YOUR TASK
The job is to find each line of the records below that includes the word "kind" and copy it.

DATA EXTRACT
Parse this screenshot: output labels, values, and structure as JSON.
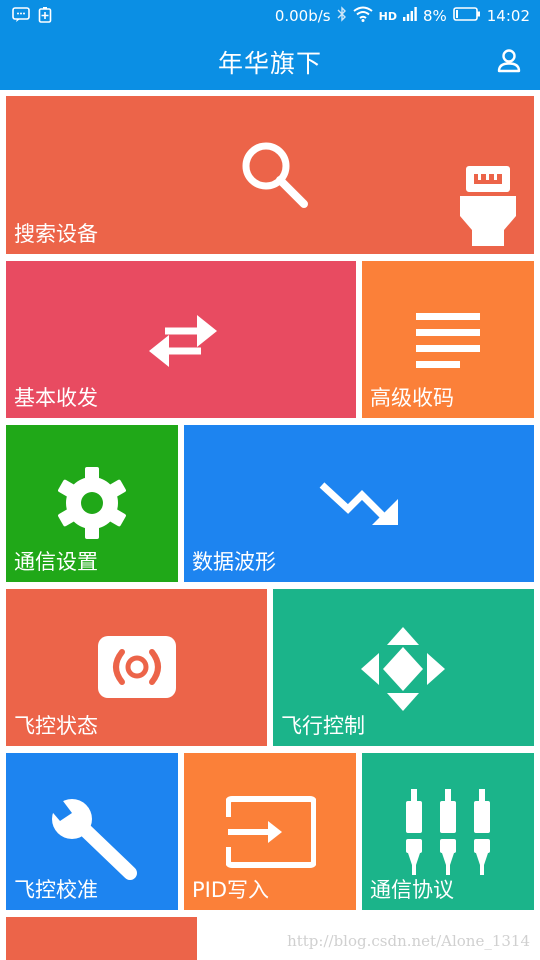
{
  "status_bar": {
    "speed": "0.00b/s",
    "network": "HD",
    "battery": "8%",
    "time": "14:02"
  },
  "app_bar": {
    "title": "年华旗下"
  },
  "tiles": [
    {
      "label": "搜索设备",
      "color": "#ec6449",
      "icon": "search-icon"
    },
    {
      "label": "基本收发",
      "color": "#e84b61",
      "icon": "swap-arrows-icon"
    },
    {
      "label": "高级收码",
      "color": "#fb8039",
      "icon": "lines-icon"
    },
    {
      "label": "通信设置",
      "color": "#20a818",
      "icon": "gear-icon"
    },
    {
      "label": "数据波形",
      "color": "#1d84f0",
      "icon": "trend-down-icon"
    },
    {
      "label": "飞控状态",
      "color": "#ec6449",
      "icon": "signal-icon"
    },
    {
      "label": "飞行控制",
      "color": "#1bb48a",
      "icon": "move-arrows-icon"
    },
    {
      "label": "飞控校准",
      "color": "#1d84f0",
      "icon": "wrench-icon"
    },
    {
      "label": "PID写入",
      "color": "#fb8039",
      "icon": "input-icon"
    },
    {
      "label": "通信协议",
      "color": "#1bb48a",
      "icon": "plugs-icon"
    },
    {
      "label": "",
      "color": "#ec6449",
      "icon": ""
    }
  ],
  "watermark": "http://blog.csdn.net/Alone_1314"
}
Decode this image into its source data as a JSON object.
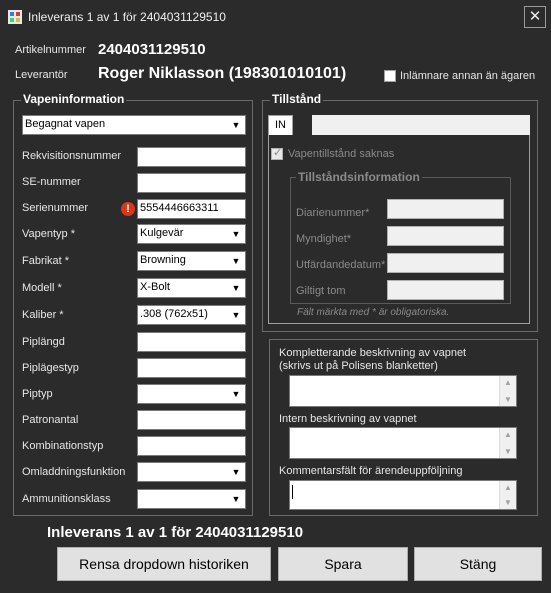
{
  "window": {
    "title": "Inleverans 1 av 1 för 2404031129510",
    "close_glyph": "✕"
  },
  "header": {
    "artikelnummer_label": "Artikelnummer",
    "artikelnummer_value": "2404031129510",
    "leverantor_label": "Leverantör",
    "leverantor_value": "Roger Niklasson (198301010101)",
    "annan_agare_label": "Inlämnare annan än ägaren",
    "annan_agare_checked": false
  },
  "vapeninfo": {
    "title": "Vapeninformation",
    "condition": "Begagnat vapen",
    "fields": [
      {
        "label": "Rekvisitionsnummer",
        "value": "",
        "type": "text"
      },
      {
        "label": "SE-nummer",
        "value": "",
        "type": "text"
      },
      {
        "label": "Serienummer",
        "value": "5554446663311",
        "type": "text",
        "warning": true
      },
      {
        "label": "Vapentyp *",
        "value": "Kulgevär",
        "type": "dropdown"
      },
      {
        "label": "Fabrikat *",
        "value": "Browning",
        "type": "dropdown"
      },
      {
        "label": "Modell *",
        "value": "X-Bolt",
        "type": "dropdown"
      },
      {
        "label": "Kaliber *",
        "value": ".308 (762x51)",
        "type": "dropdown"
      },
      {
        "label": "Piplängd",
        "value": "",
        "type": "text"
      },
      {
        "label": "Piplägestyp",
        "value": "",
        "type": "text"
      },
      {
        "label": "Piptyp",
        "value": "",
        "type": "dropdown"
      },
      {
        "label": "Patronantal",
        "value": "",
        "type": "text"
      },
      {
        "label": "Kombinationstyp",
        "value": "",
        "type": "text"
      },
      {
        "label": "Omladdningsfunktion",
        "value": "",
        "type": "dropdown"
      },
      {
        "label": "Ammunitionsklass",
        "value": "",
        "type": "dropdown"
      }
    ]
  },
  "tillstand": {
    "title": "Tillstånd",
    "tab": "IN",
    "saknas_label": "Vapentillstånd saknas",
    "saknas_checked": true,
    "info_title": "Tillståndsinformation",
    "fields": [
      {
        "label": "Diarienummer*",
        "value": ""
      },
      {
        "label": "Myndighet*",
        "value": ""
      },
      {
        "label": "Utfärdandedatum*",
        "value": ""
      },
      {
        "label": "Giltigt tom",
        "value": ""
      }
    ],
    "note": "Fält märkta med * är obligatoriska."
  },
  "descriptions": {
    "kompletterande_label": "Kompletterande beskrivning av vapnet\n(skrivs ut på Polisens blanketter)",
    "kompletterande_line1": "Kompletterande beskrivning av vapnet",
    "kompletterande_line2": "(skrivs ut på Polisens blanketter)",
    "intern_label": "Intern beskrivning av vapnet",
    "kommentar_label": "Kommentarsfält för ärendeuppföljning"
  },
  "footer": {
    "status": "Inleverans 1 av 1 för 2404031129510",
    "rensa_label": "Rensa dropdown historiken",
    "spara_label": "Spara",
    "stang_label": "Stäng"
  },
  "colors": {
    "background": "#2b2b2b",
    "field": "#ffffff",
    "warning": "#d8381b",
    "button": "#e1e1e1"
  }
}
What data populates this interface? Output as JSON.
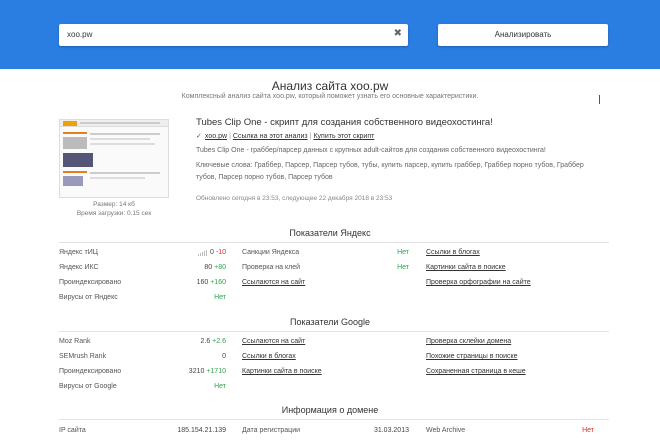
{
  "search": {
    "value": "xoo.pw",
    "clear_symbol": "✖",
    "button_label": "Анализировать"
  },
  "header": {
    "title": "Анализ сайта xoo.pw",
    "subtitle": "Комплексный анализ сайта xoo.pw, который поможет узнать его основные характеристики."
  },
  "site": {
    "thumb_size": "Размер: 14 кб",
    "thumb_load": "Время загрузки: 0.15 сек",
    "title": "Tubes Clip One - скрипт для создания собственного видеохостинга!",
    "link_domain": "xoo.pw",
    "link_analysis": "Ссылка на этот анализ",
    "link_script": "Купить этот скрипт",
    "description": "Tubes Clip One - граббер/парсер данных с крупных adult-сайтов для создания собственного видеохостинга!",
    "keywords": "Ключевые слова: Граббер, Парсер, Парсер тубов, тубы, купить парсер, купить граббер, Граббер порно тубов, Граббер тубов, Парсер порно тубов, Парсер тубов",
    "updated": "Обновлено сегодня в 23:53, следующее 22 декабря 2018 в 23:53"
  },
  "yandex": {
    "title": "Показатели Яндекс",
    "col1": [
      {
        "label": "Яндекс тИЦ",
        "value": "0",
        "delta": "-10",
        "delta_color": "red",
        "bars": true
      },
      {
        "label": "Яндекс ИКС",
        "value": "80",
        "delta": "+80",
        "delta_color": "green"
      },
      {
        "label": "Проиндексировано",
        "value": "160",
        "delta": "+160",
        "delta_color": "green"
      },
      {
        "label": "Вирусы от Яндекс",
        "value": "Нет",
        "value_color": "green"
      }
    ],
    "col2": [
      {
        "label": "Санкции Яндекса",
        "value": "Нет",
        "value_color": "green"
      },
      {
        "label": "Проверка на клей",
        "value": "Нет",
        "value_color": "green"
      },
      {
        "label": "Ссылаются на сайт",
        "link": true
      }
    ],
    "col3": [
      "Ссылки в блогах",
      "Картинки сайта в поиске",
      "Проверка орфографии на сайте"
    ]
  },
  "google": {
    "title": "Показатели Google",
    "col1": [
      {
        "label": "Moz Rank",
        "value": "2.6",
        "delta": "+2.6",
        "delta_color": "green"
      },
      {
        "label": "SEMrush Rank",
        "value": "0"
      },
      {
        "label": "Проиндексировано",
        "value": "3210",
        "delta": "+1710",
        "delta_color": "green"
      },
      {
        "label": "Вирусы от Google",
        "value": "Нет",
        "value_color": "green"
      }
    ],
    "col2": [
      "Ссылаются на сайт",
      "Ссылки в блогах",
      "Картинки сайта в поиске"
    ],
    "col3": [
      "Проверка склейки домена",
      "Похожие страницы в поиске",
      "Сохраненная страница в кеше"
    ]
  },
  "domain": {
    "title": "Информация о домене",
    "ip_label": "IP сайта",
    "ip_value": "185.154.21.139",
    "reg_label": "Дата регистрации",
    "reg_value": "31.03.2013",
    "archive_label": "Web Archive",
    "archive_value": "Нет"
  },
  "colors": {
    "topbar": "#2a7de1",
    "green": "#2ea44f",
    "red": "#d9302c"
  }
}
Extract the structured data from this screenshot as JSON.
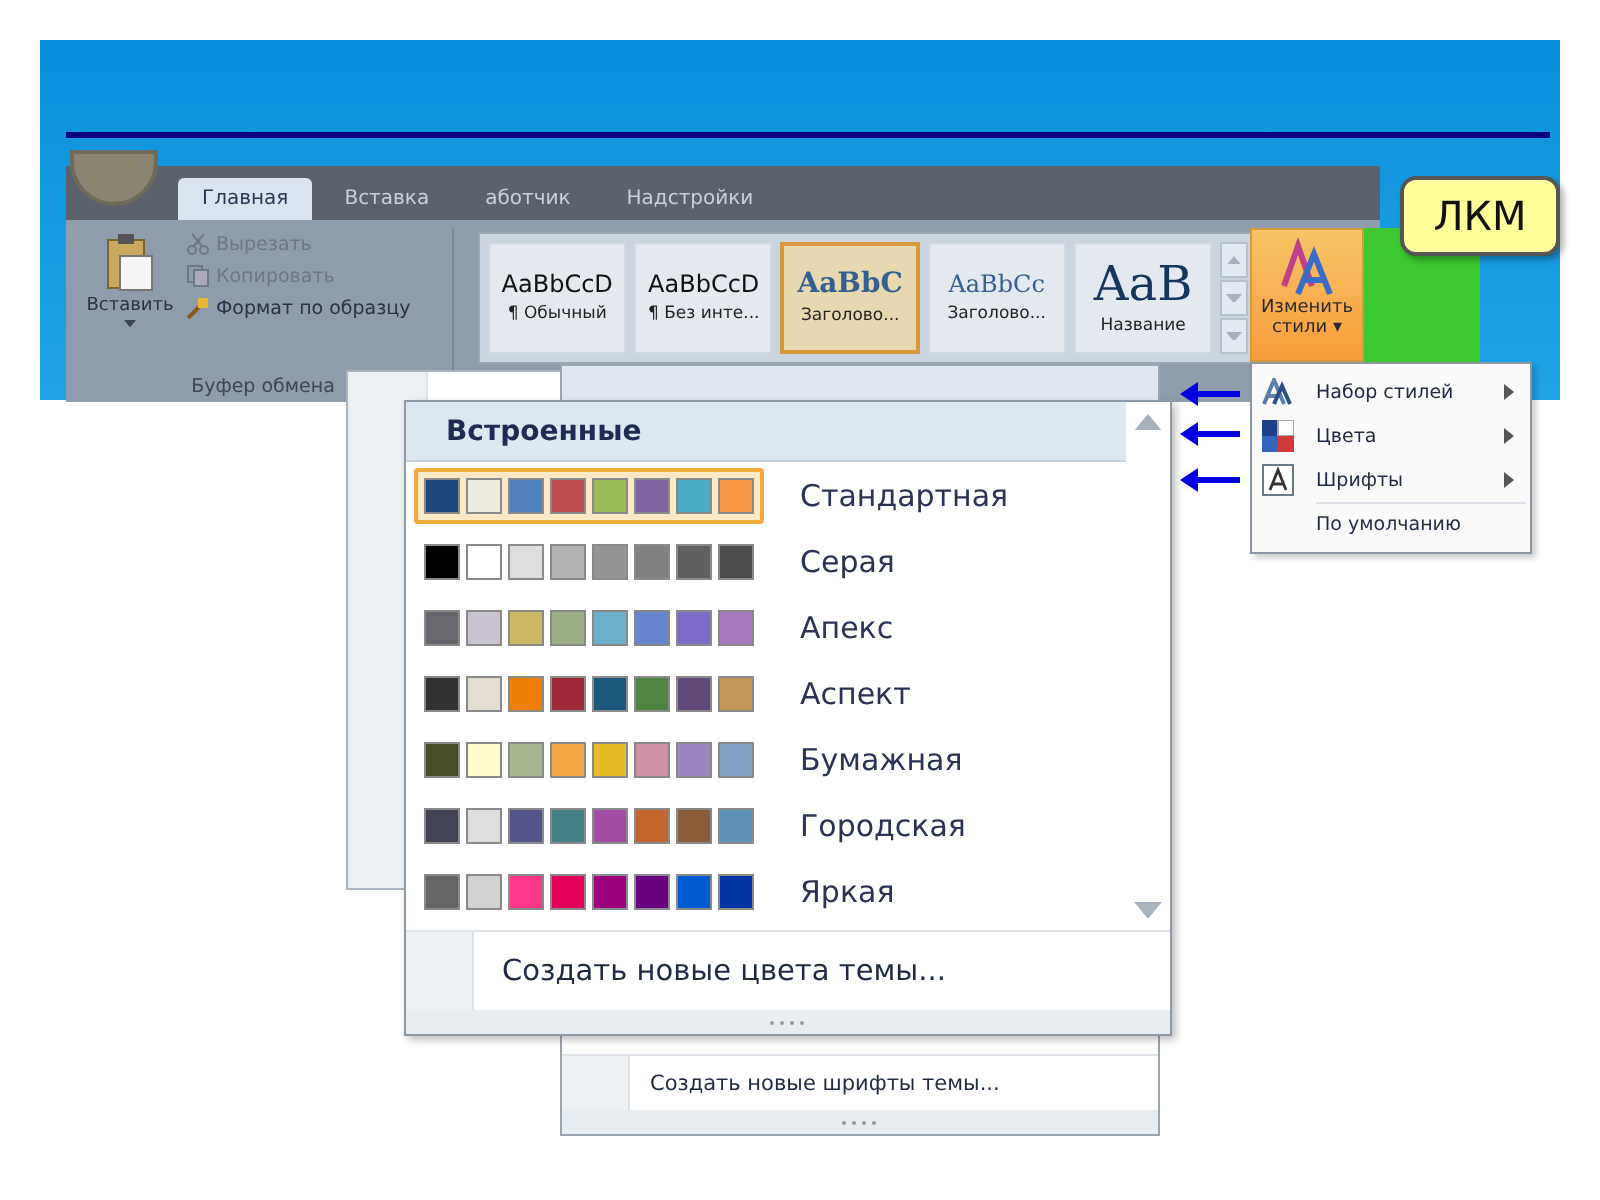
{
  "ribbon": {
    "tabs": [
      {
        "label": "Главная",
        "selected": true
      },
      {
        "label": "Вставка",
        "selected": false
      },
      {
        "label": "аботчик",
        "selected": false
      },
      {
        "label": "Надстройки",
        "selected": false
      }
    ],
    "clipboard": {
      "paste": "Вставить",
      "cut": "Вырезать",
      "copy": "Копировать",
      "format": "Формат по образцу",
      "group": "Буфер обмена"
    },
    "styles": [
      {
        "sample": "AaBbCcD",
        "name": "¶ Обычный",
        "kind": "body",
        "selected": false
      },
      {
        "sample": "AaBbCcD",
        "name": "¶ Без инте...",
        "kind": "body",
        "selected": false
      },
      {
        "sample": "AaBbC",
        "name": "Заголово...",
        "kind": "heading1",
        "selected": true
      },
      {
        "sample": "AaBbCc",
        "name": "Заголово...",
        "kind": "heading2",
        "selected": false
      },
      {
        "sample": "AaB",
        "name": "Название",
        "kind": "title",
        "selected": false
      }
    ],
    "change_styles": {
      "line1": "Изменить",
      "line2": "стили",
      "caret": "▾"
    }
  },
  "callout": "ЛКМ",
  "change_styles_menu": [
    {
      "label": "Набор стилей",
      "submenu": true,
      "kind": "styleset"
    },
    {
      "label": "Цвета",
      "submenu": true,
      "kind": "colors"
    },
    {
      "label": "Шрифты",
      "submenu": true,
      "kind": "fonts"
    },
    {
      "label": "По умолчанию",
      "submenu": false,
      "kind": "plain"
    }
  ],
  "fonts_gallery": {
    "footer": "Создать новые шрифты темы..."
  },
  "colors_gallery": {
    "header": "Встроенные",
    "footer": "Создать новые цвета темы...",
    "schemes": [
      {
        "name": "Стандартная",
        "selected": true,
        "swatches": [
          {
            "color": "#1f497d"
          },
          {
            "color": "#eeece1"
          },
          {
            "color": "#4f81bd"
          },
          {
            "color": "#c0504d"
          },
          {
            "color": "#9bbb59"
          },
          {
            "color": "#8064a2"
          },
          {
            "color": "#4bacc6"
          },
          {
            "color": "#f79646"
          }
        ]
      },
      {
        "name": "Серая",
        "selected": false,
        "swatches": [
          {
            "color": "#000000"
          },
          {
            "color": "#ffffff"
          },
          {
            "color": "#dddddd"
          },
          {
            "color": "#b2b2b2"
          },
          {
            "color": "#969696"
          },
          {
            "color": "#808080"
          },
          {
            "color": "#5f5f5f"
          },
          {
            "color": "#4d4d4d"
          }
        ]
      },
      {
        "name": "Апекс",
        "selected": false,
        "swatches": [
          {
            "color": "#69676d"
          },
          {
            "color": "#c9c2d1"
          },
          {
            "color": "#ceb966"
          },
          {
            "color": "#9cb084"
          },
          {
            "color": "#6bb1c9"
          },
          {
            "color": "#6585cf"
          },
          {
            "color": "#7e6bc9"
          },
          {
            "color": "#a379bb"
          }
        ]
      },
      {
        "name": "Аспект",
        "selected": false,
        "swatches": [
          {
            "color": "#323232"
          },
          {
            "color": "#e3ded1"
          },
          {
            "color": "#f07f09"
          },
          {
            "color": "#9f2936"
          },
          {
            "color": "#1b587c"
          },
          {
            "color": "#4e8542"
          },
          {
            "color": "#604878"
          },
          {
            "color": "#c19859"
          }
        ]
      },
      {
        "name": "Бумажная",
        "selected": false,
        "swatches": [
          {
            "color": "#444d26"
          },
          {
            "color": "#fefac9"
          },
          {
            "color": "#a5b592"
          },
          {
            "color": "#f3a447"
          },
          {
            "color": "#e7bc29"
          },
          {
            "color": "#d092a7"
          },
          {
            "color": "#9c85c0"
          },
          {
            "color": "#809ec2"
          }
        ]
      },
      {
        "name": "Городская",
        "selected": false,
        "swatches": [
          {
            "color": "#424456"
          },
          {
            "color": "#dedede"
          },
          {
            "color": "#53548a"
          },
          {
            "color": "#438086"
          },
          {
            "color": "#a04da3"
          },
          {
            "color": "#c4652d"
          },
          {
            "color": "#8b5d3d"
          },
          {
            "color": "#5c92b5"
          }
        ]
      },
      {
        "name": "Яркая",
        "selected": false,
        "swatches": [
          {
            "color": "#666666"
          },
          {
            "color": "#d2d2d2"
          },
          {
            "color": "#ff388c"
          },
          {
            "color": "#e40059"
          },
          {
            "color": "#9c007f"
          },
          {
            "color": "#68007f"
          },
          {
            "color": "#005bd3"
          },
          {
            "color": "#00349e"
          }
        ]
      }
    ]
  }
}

OUTPUT
        "kind": "body",
        "kind": "body",
        "kind": "heading1",
        "kind": "heading2",
        "kind": "title",
      "kind": "styleset"
      "kind": "colors"
      "kind": "fonts"
      "kind": "plain"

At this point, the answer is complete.